The news comes as Gordon was preparing to return to the field for the first time since he was indefinitely suspended by the NFL last December, a comeback that is now in jeopardy.
Gordon, 29, is grappling with the reality that he might never be allowed to play in the NFL again, the source told Fowler, as indications throughout the process of his reinstatement from his latest suspension were that this was probably his final strike.
Gordon and the Seahawks were notified Tuesday that the NFL determined the receiver had not satisfied the terms of his conditional reinstatement, another source told ESPN. That makes him ineligible to practice or play in games for the time being.
Gordon was set to begin practicing Wednesday and had a chance to play Sunday against the Los Angeles Rams, coach Pete Carroll said Monday. This was the first week in which Gordon was eligible to practice and play in a game, provided he complied with the conditions of his Dec. 3 reinstatement.
Gordon has been allowed to take part in meetings, individual workouts and strength and conditioning since then. He is still allowed to do so even with Tuesday's developments, a source said.

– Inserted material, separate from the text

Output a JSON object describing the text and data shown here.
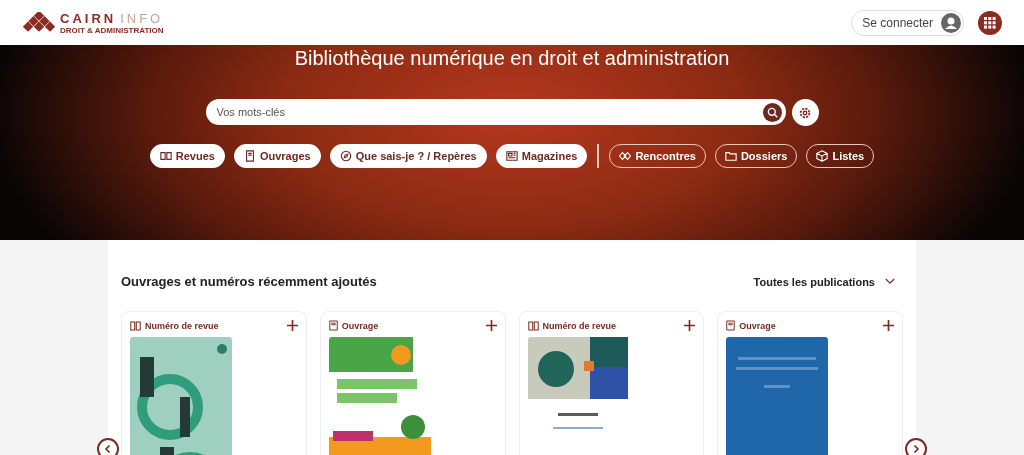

The Seattle Times first reported that Gordon's return was on hold because he had not satisfied the terms of his conditional reinstatement. NFL Network first reported that it was over a substance abuse setback.
The NFL's transaction wire notes that Gordon was put back on the commissioner's exempt list Tuesday, one day after he was taken off of it.

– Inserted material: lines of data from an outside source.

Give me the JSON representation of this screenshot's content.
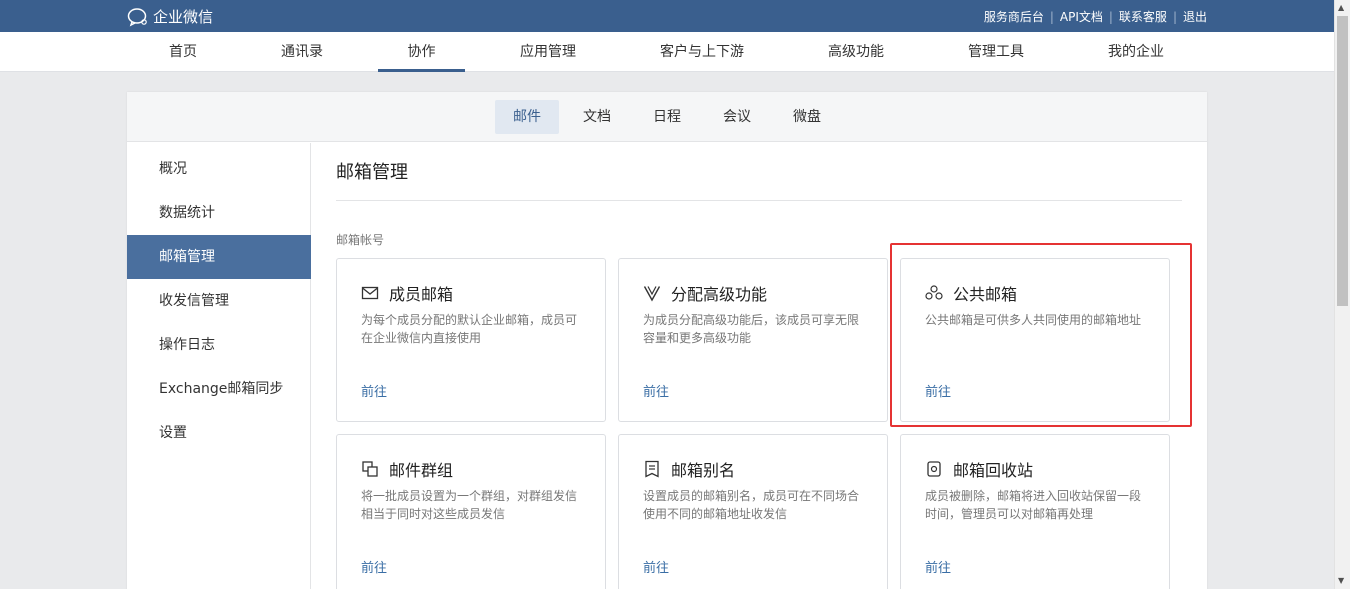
{
  "app": {
    "logo_text": "企业微信"
  },
  "toplinks": [
    "服务商后台",
    "API文档",
    "联系客服",
    "退出"
  ],
  "mainnav": [
    "首页",
    "通讯录",
    "协作",
    "应用管理",
    "客户与上下游",
    "高级功能",
    "管理工具",
    "我的企业"
  ],
  "mainnav_active": "协作",
  "subnav": [
    "邮件",
    "文档",
    "日程",
    "会议",
    "微盘"
  ],
  "subnav_active": "邮件",
  "sidebar": [
    "概况",
    "数据统计",
    "邮箱管理",
    "收发信管理",
    "操作日志",
    "Exchange邮箱同步",
    "设置"
  ],
  "sidebar_active": "邮箱管理",
  "page_title": "邮箱管理",
  "section_label": "邮箱帐号",
  "cards": [
    {
      "icon": "envelope-icon",
      "title": "成员邮箱",
      "desc": "为每个成员分配的默认企业邮箱，成员可在企业微信内直接使用",
      "link": "前往"
    },
    {
      "icon": "v-badge-icon",
      "title": "分配高级功能",
      "desc": "为成员分配高级功能后，该成员可享无限容量和更多高级功能",
      "link": "前往"
    },
    {
      "icon": "people-circle-icon",
      "title": "公共邮箱",
      "desc": "公共邮箱是可供多人共同使用的邮箱地址",
      "link": "前往"
    },
    {
      "icon": "group-squares-icon",
      "title": "邮件群组",
      "desc": "将一批成员设置为一个群组，对群组发信相当于同时对这些成员发信",
      "link": "前往"
    },
    {
      "icon": "document-list-icon",
      "title": "邮箱别名",
      "desc": "设置成员的邮箱别名，成员可在不同场合使用不同的邮箱地址收发信",
      "link": "前往"
    },
    {
      "icon": "recycle-bin-icon",
      "title": "邮箱回收站",
      "desc": "成员被删除，邮箱将进入回收站保留一段时间，管理员可以对邮箱再处理",
      "link": "前往"
    }
  ],
  "colors": {
    "topbar": "#3a5f8e",
    "sidebar_active": "#4a6f9e",
    "link": "#3a6ea5",
    "highlight": "#e53333"
  }
}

Gordon was allowed back at Seahawks headquarters on Dec. 9 after completing his COVID-19 testing. He tweeted that day that he was "excited as hell to be back amongst the family like this."
Carroll said Wednesday that he's not allowed to comment on any specifics of Gordon's situation, including the nature of his setback. He said Gordon will remain on the Seahawks' roster.

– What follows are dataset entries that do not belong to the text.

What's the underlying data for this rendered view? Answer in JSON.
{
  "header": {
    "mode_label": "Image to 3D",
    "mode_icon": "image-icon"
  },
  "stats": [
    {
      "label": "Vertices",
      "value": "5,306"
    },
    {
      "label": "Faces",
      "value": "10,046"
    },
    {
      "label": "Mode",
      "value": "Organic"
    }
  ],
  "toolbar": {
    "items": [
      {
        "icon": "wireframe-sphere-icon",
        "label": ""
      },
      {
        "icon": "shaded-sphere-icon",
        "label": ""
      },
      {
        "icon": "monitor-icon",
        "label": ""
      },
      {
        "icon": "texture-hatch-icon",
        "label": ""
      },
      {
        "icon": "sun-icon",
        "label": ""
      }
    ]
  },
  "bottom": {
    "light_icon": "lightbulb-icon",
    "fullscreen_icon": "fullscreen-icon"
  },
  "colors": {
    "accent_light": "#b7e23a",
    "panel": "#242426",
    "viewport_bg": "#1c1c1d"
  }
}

"We're not able to comment about any of it, really, other than to say that he's still coming in, working out with our trainers, and getting his work done conditioning-wise," Carroll said. "We'll revisit it again next week. Certainly disappointed not to have him for his sake and for a lot of things, but we'll stay with it and we'll see what happens next week."
Asked how Gordon is handling the situation, Carroll said: "Very frustrated that he's not out here. Frustrated by it."
Gordon caught seven passes for 139 yards in five games with the Seahawks last season. He was set to compete with David Moore and Freddie Swain for playing time in their receiver corps behind DK Metcalf and Tyler Lockett. The Seahawks on Wednesday signed wide receiver Penny Hart to their practice squad, along with veteran offensive lineman Alex Boon.
Gordon was suspended indefinitely last December for violations of the league's policies on performance-enhancing substances and substances of abuse. It was Gordon's sixth suspension since the 2013 season and his fifth for some form of substance abuse, according to ESPN Stats & Information.
Gordon's attorney, Adam Kenner, confirmed to ESPN in June that Gordon's latest suspension was the result of a setback he experienced after the death of his brother last fall. Gordon posted on social media on Nov. 11, 2019, the day he made his Seahawks debut, about losing his older brother.